PUSH Festival 2020.
Katie isn’t contagious, she isn’t permanently attached to her wheelchair, and she doesn’t sleep in it. That she has to clarify this might seem incredible but responding to ridiculous and insensitive questions has become a regular occurrence for Katie Staples ever since she took possession of a set of wheels. Freedom to Move is, in part, a response to that.
While frequently encountering this sort of thing must be a dispiriting and exhausting experience, the show asserts it is definitely not going to be a “tale of hardship, struggle and strife“. Staples’ script and performance are upbeat and open, using humour and self-confidence to cut through any ignorance and prejudice. She also comes equipped with a set of swords and a talent for staging fight scenes, but that’s another story.
Staples highlights the many forms the prejudice she must face comes in. As well as the questions, there’s the patronising pats on the head or comments addressed to her friends rather than directly to her.
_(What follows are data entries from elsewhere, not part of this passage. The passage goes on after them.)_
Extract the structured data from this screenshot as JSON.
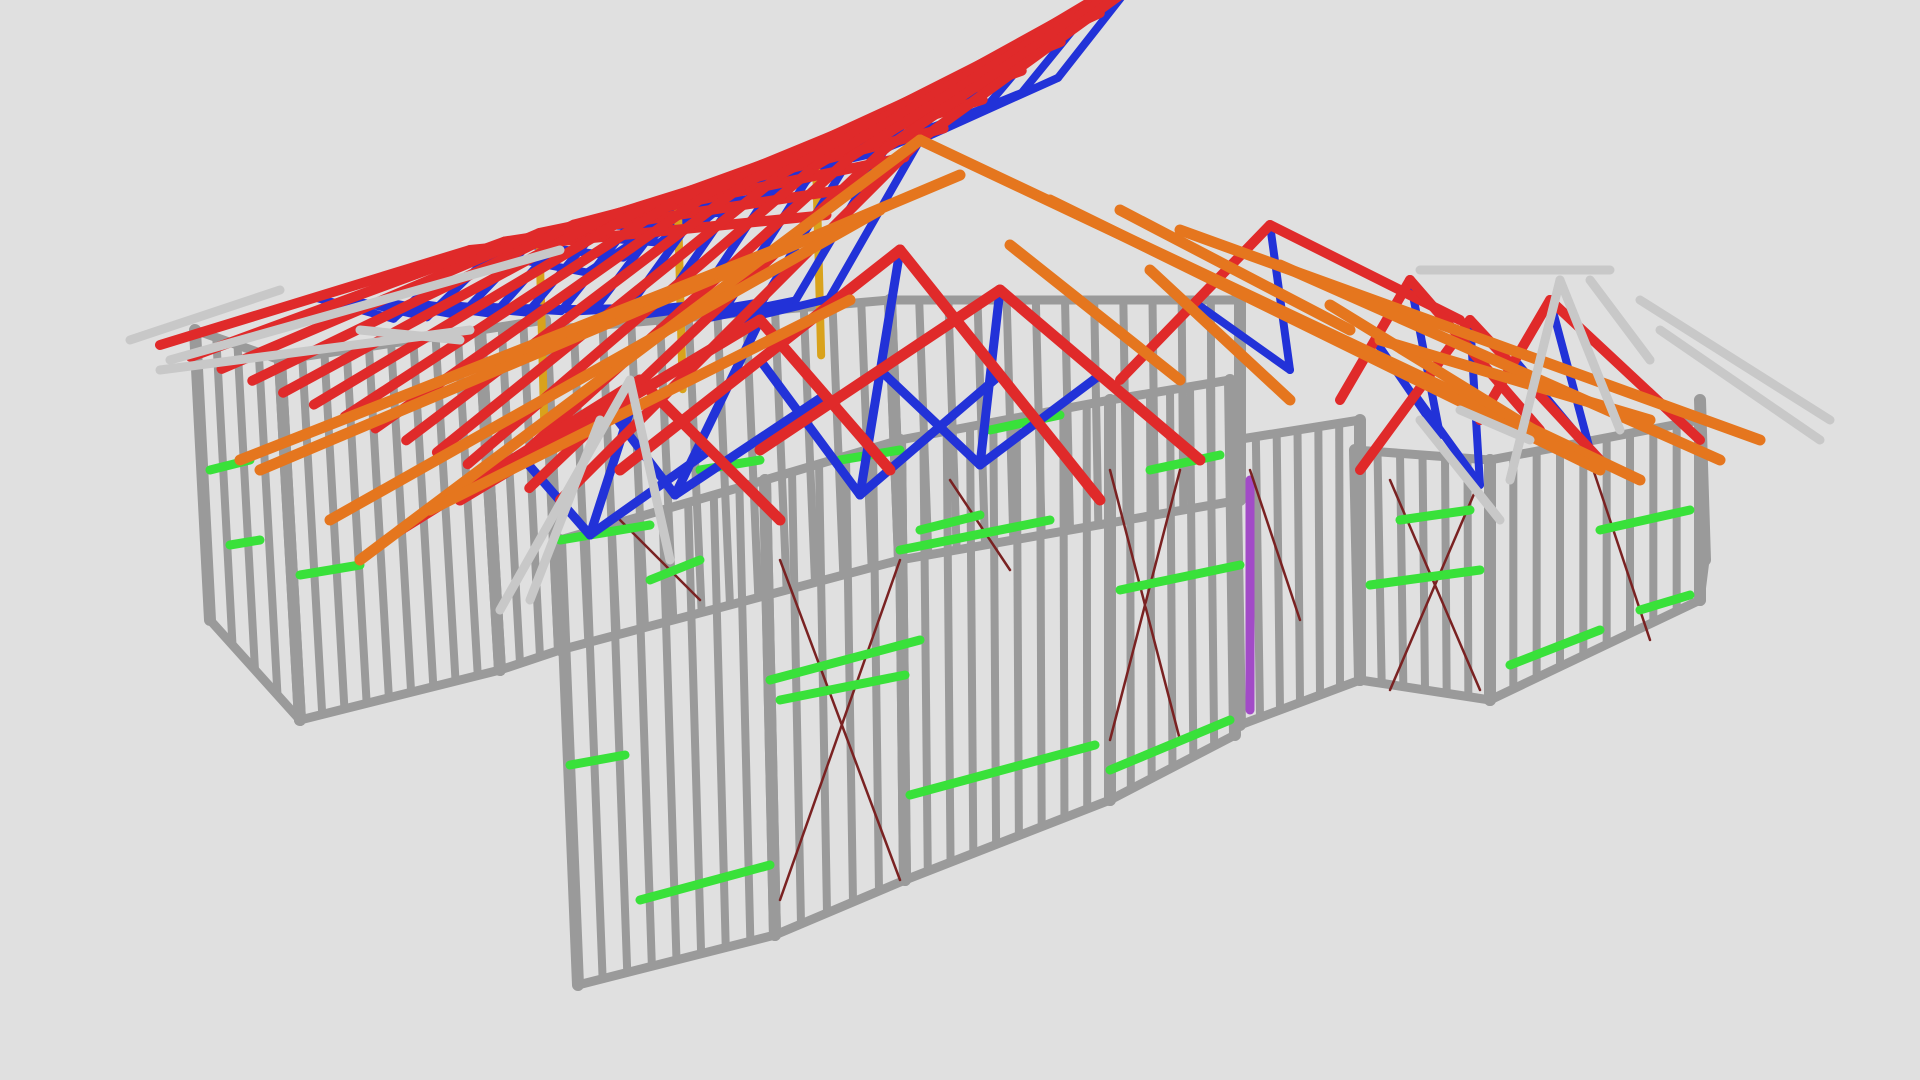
{
  "scene": {
    "description_label": "",
    "background_color": "#e0e0e0",
    "member_colors": {
      "wall_frame": "#9a9a9a",
      "nogging": "#39e13a",
      "top_chord": "#e02a2a",
      "hip_rafter": "#e5761e",
      "web": "#2232d8",
      "brace": "#7a2222",
      "girder_post": "#d9a21c",
      "lintel_block": "#a24bc7",
      "gable_member": "#c8c8c8"
    }
  }
}
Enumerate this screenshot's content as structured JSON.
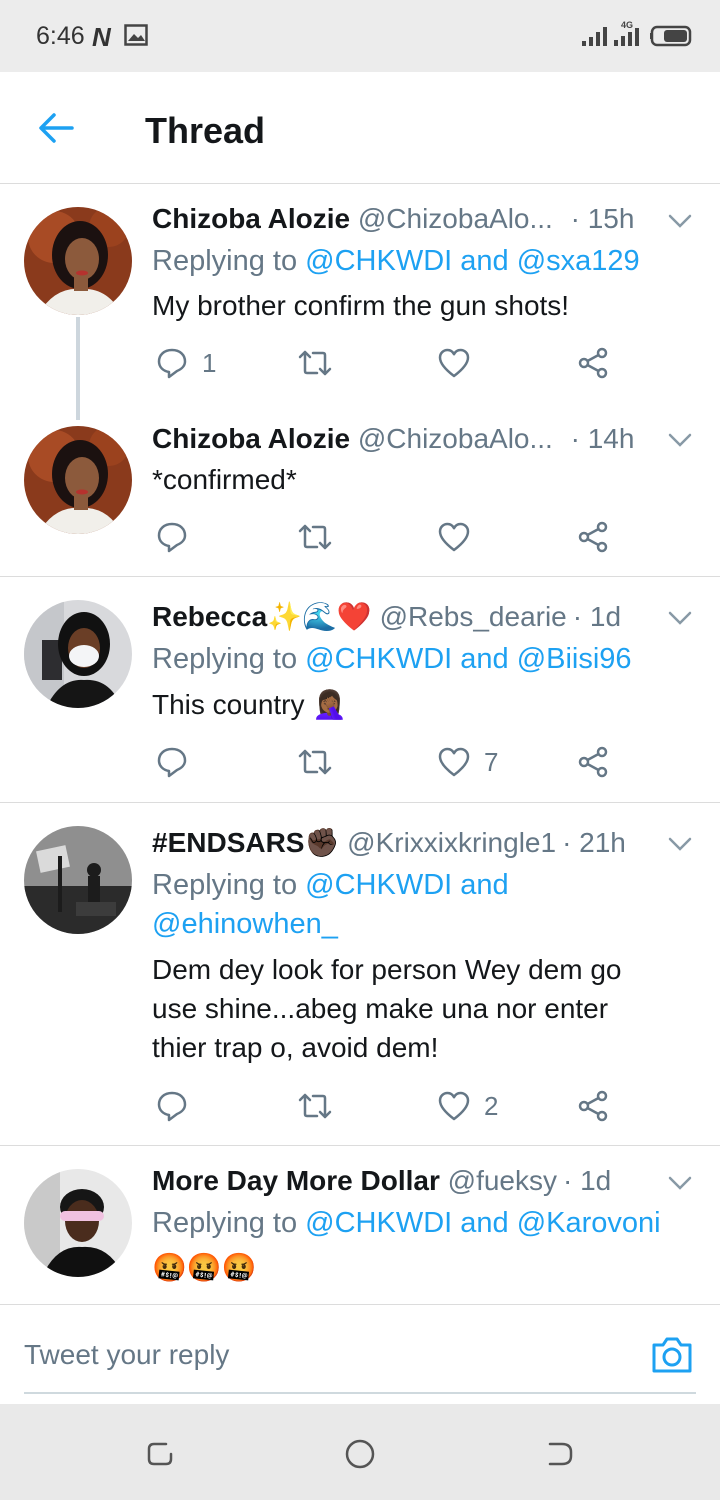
{
  "status_bar": {
    "time": "6:46",
    "network": "4G"
  },
  "header": {
    "title": "Thread"
  },
  "tweets": [
    {
      "name": "Chizoba Alozie",
      "handle": "@ChizobaAlo...",
      "time": "· 15h",
      "reply_prefix": "Replying to",
      "reply_to": "@CHKWDI and @sxa129",
      "text": "My brother confirm the gun shots!",
      "reply_count": "1",
      "retweet_count": "",
      "like_count": ""
    },
    {
      "name": "Chizoba Alozie",
      "handle": "@ChizobaAlo...",
      "time": "· 14h",
      "text": "*confirmed*",
      "reply_count": "",
      "retweet_count": "",
      "like_count": ""
    },
    {
      "name": "Rebecca",
      "name_emoji": "✨🌊❤️",
      "handle": "@Rebs_dearie",
      "time": "· 1d",
      "reply_prefix": "Replying to",
      "reply_to": "@CHKWDI and @Biisi96",
      "text": "This country 🤦🏾‍♀️",
      "reply_count": "",
      "retweet_count": "",
      "like_count": "7"
    },
    {
      "name": "#ENDSARS",
      "name_emoji": "✊🏿",
      "handle": "@Krixxixkringle1",
      "time": "· 21h",
      "reply_prefix": "Replying to",
      "reply_to_1": "@CHKWDI and",
      "reply_to_2": "@ehinowhen_",
      "text": "Dem dey look for person Wey dem go use shine...abeg make una nor enter thier trap o, avoid dem!",
      "reply_count": "",
      "retweet_count": "",
      "like_count": "2"
    },
    {
      "name": "More Day More Dollar",
      "handle": "@fueksy",
      "time": "· 1d",
      "reply_prefix": "Replying to",
      "reply_to": "@CHKWDI and @Karovoni",
      "text": "🤬🤬🤬"
    }
  ],
  "composer": {
    "placeholder": "Tweet your reply"
  },
  "colors": {
    "accent": "#1da1f2",
    "secondary_text": "#657786",
    "primary_text": "#14171a",
    "divider": "#dcdcdc"
  }
}
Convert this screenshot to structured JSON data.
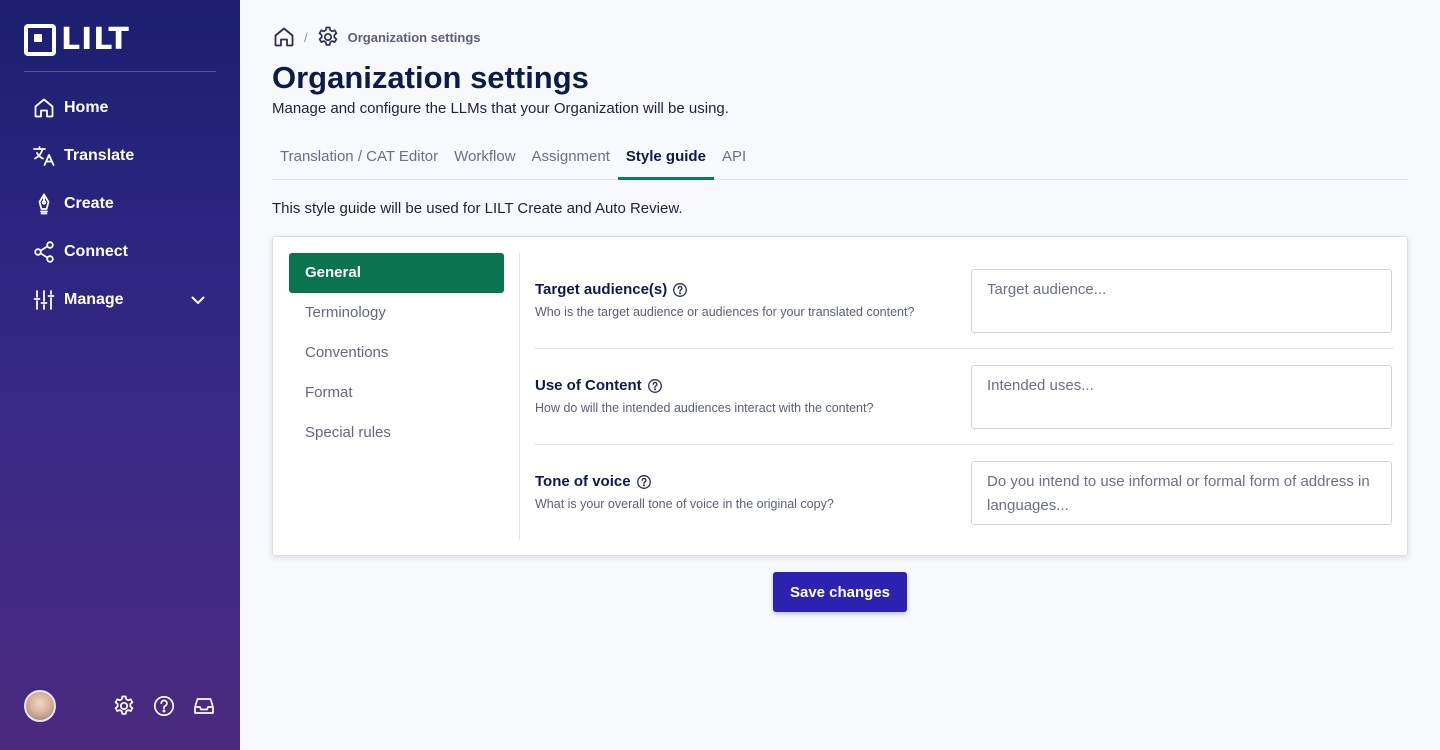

Long-held prejudices persist, with some people still believing that disability is a punishment from God, and happy to advise Katie that prayer will succeed where medical science has failed.
While most of the focus is centre stage, captioning is displayed on a screen behind, and Brandon Ranby sits to the right providing an audio-description. He is the ‘ish’ in Katie’s “solo-ish” performance. The production plays around with Ranby’s role, and as he starts to chip in cheekily from the sidelines he deflates as well as describing – gently letting the air out of some of Katie’s potentially more overblown claims. “I was cool once” she declares, “Katie was never cool” he counters.
Their good-humoured back and forth works well, like some sort of fully accessible banter, if there can ever be such a thing. In a surprising twist, their verbal sparring culminates in a mini-duel, as Katie finally gets to demonstrate her sword skills.
Such moments help to energise the show. Despite the script’s disclaimer that this “is not a motivational talk“, there’s a bit too much emphasis on ‘tell‘ rather than ‘show‘. We even get a Powerpoint presentation at one stage. Although Katie jokingly dons spectacles and adopts a professorial persona to deliver it, they can’t disguise the tendency for proceedings to too often drift wordily into TED territory.
As a production, it feels at its most successful when it shifts the focus towards Katie’s relationship with her wheelchair Wallace. Staples insightfully considers how she struggled to come to terms with needing an ‘aid’ to get moving again, explains her decision to name her new wheelchair, and ponders how some people fail to now recognise her when she is without it.
Exploring their relationship seems to inspire a more inventive approach to the piece’s story-telling. A montage of affectionate handwritten ‘thank you’ notes from Katie to Wallace is a touching visual flourish. Cataloguing the hatred directed at people with disabilities, Katie tries to imagine it as being aimed at Wallace rather than her, as she crawls off stage leaving the wheelchair alone in the harsh spotlight.
Katie’s references to “me and Wallace” hint at a more layered connection than most people might expect. She climbs out of the chair to hug ‘him’ and recognises the role he plays in giving her the freedom to be active. In a thoughtfully choreographed sequence, Katie reminds us that there is more to movement than just getting from place to place, and living your daily life. It is also a means of expression. She walks across the stage on her hands with her lower torso supported by Wallace, lies on the floor and lets the chair roll back and forward over her body, tips ‘him’ on his side and lets his big wheels spin, and then balances Wallace on her legs to lift ‘him’ up into the air. Gracefully, and yet with strength, she creates the illusion that she and Wallace are performing together, like dancing partners. The noise of the chair’s footpads being clipped and unclipped is reimagined as Wallace speaking.
What begins as a show responding to other people’s perceptions and views, becomes instead one that confidently and imaginatively sets its own parameters – and in doing so, creates something that offers a fresh perspective, and is unexpectedly moving.
This performance of Freedom to Move was shared as a work in progress at PUSH Festival 2020. I was invited by White Noise Theatre to write a response to the show. The above are some first impressions and an appreciation of the work at this stage in its development, and not a review.
Performance seen on 31 January 2020.